Which lines in the records below contain the word "this"? Copy each one.
── Data for review
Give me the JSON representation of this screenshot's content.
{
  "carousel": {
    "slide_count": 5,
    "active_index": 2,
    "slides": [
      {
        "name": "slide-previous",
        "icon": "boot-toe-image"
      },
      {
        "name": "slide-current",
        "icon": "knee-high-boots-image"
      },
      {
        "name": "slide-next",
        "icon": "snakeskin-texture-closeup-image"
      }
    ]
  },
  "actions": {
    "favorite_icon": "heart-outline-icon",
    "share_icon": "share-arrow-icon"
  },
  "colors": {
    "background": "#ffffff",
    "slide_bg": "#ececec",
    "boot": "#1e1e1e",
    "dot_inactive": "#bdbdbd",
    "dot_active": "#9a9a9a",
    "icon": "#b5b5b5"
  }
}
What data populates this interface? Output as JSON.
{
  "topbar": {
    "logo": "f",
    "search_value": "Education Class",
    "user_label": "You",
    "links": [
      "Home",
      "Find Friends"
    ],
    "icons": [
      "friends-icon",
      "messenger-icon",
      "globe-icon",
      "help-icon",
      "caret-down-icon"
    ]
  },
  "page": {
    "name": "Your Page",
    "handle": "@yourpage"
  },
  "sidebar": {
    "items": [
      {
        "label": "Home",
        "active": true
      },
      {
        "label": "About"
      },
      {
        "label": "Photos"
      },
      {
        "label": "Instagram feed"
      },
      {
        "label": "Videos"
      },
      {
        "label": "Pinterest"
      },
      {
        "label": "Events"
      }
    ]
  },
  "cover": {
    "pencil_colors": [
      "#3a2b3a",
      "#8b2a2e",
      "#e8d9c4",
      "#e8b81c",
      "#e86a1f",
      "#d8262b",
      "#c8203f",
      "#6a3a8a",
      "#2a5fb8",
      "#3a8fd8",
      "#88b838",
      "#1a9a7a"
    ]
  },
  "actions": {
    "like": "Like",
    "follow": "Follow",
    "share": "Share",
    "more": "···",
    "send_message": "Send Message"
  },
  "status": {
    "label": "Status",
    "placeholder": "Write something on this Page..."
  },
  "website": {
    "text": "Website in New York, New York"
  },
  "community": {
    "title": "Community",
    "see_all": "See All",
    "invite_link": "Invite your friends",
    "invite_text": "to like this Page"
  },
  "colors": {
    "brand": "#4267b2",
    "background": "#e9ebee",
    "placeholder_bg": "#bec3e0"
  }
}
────
Answer box>
Give me the JSON representation of this screenshot's content.
What data populates this interface? Output as JSON.
    "placeholder": "Write something on this Page..."
    "invite_text": "to like this Page"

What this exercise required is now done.